▶ _What is expected_
Go through the entries and copy every line that has the string "into" in it.

(Excerpts from an interface dataset)
__________________________________________________
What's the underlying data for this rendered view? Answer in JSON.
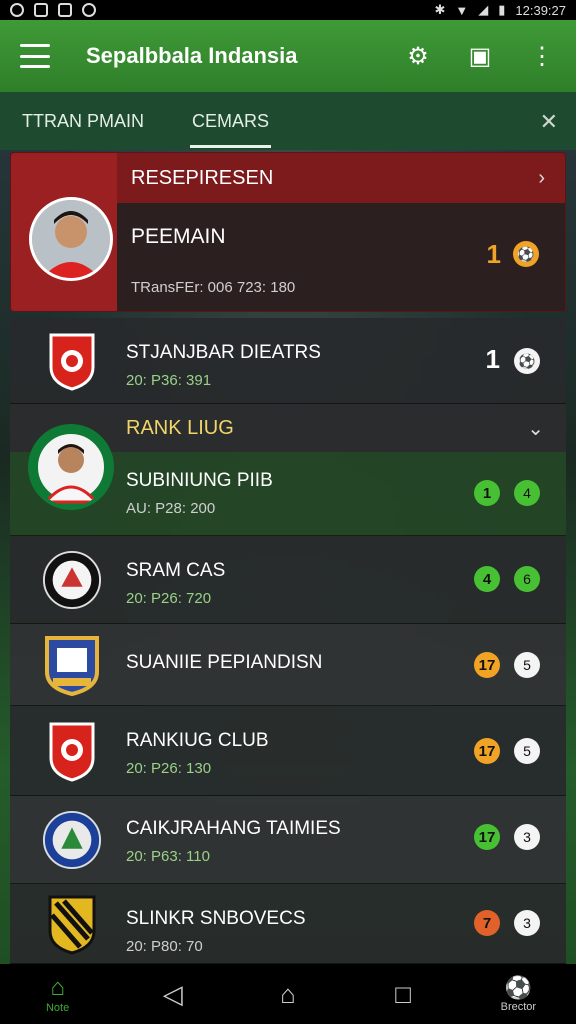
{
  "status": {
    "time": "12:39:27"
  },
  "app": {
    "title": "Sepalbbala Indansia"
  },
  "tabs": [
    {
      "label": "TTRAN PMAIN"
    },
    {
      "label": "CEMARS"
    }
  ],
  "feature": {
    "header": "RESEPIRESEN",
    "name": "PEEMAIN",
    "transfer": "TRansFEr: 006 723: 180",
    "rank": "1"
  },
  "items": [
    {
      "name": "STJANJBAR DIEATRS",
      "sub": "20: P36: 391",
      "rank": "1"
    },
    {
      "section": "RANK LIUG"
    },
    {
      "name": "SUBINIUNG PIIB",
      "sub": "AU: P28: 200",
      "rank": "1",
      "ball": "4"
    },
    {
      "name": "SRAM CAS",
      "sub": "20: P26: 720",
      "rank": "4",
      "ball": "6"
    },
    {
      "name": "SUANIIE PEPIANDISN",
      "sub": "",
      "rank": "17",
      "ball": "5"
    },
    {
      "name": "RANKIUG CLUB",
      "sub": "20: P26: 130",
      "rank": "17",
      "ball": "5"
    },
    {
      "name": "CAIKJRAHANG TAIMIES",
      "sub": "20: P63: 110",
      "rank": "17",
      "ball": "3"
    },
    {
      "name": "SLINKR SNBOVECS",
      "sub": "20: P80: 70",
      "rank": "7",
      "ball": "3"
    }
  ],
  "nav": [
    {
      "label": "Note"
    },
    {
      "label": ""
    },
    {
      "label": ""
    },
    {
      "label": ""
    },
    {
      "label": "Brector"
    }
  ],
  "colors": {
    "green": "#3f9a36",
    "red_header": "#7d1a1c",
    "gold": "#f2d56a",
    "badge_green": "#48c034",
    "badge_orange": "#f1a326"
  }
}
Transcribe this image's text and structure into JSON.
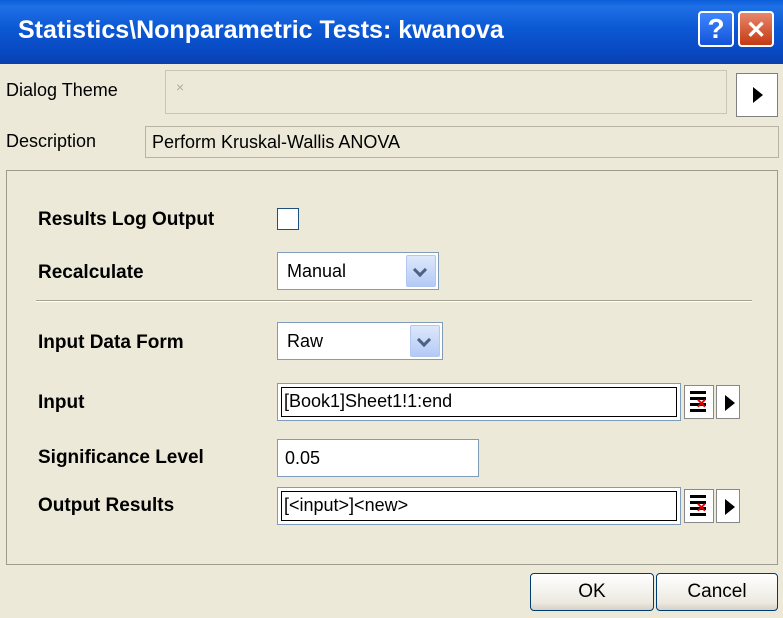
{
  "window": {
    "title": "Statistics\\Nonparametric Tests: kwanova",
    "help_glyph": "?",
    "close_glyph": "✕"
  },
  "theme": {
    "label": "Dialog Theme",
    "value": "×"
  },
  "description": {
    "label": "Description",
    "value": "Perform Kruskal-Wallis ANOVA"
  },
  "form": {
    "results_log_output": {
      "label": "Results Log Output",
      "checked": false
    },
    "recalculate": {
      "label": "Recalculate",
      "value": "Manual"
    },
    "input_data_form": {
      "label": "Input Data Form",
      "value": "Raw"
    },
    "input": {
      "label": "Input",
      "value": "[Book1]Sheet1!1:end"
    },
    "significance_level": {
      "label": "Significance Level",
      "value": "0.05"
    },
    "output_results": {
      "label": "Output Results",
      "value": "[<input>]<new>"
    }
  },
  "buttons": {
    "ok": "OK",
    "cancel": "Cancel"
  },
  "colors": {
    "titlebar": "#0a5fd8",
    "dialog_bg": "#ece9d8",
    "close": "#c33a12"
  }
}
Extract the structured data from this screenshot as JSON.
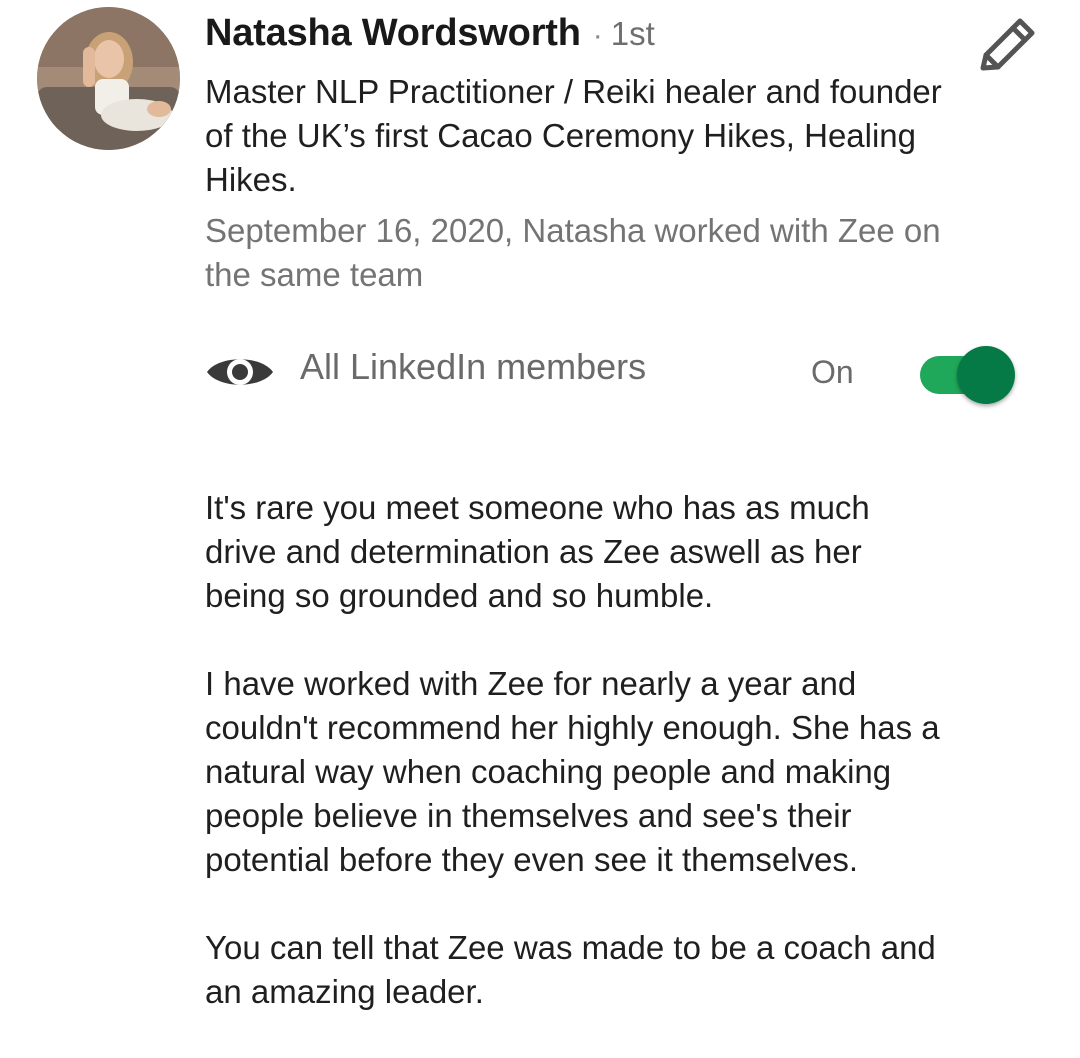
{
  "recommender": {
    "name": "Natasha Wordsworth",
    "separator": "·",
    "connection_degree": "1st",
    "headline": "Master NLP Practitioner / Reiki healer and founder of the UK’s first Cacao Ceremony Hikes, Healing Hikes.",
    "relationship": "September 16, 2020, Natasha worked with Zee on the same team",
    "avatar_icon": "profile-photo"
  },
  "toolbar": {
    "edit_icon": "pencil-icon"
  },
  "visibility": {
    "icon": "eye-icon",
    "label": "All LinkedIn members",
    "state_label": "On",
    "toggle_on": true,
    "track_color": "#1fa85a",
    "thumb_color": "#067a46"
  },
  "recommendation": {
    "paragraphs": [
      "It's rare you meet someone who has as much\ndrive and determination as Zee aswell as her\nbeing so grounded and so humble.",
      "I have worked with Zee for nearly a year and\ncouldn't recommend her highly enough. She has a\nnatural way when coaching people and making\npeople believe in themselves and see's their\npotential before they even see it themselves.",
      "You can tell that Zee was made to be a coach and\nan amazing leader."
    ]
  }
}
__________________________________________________
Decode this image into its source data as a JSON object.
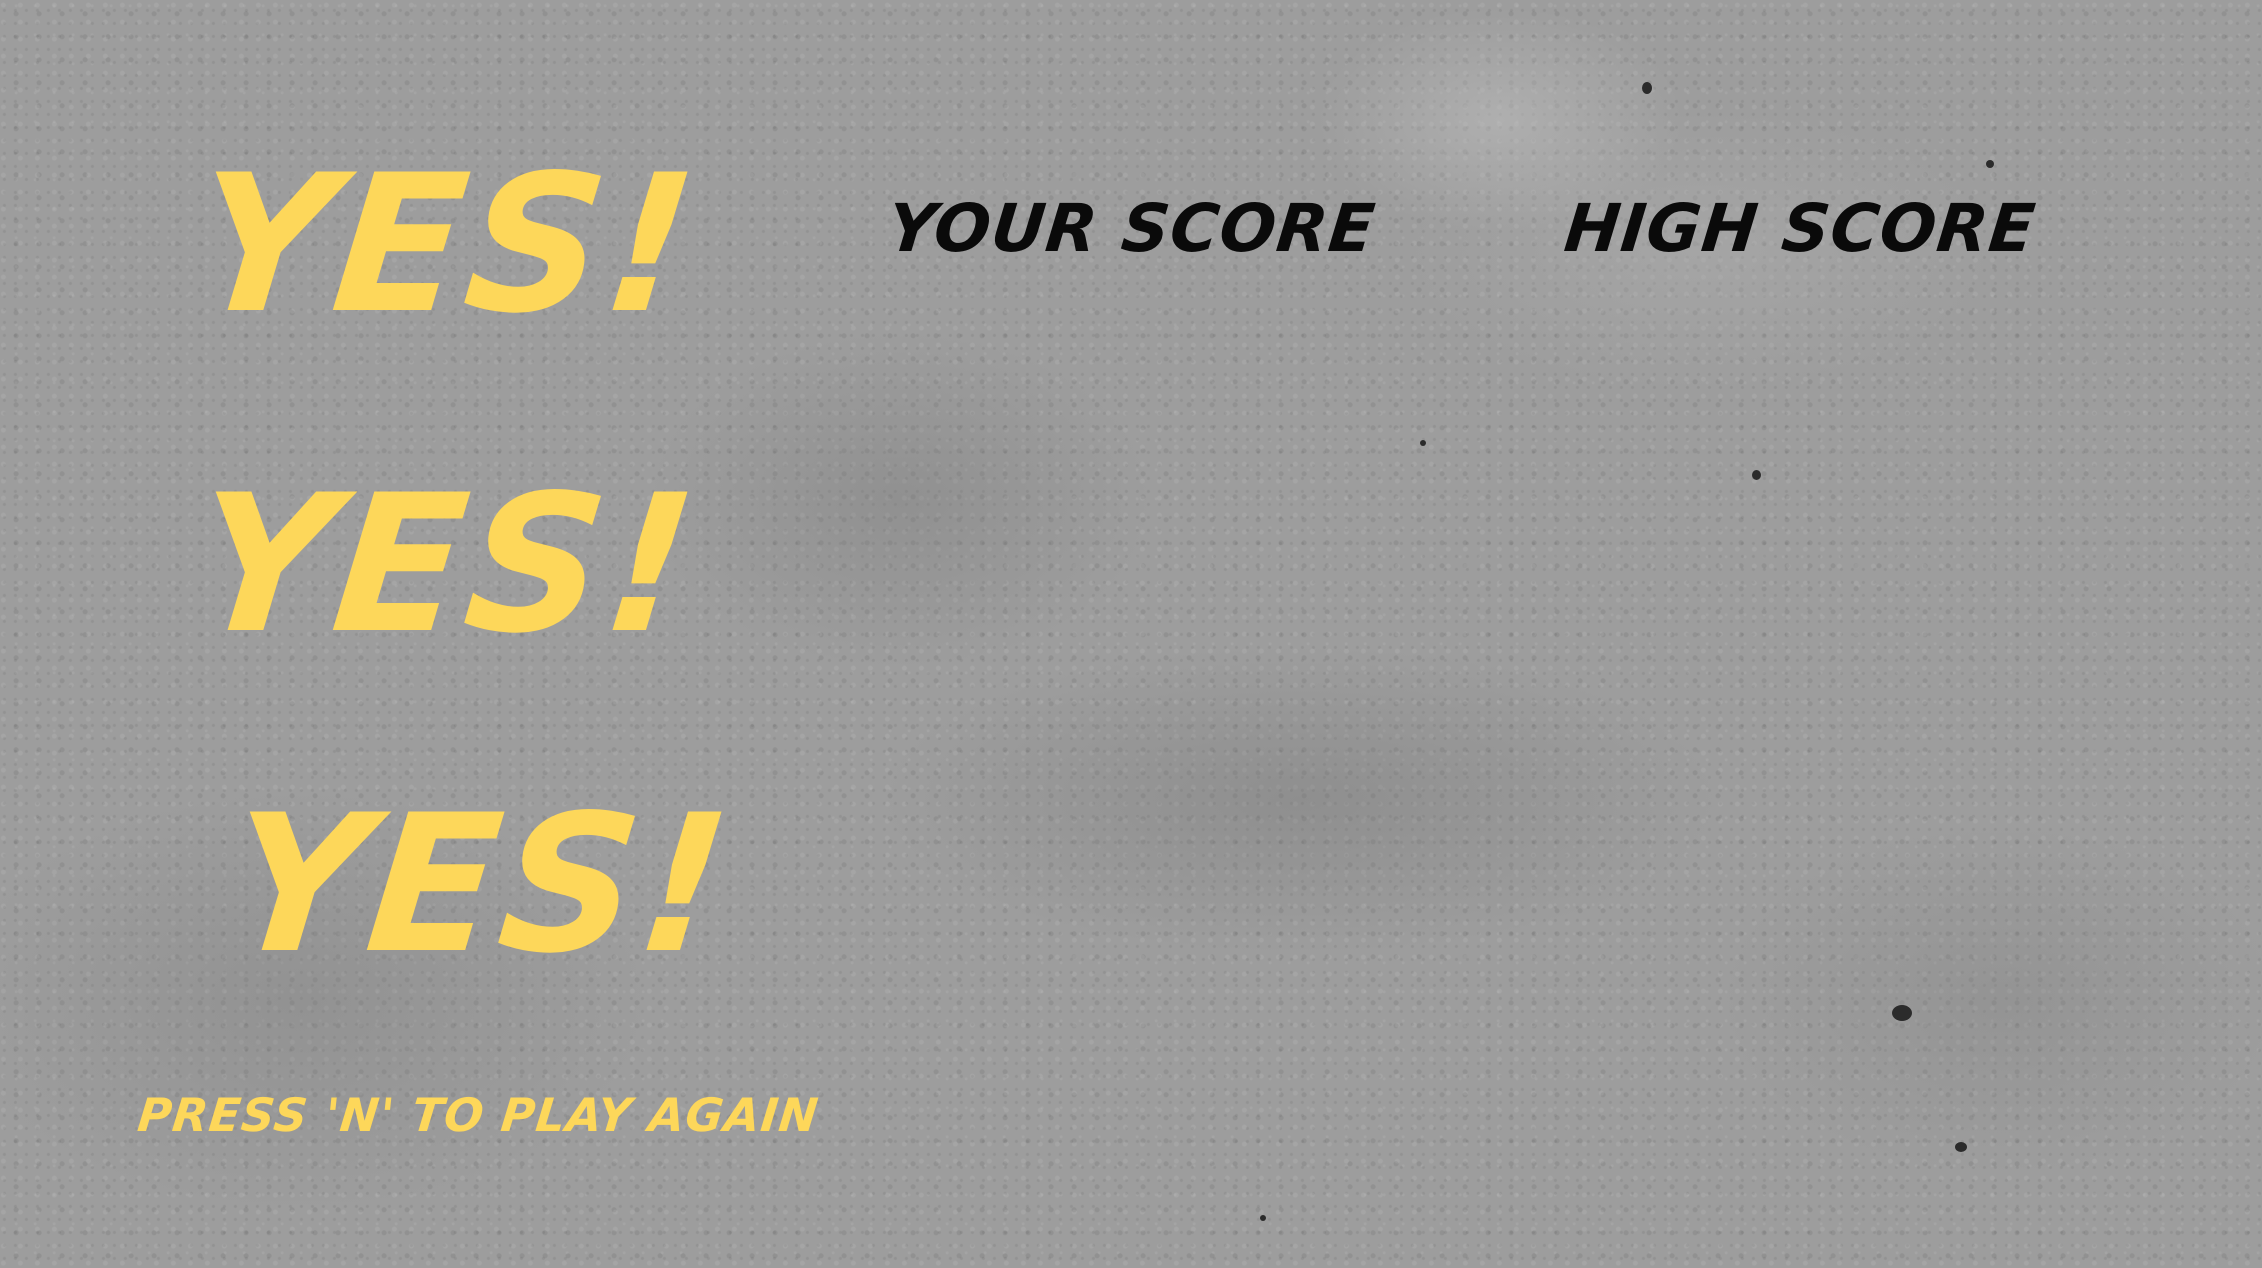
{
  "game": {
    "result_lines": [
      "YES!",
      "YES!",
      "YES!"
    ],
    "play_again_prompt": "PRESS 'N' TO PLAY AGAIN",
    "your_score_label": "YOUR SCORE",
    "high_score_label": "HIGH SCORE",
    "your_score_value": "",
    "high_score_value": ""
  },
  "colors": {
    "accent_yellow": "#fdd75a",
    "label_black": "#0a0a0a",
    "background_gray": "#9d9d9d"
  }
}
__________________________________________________
▶ _Written solution_
Transcribe this image's text and structure into JSON.
Decode this image into its source data as a JSON object.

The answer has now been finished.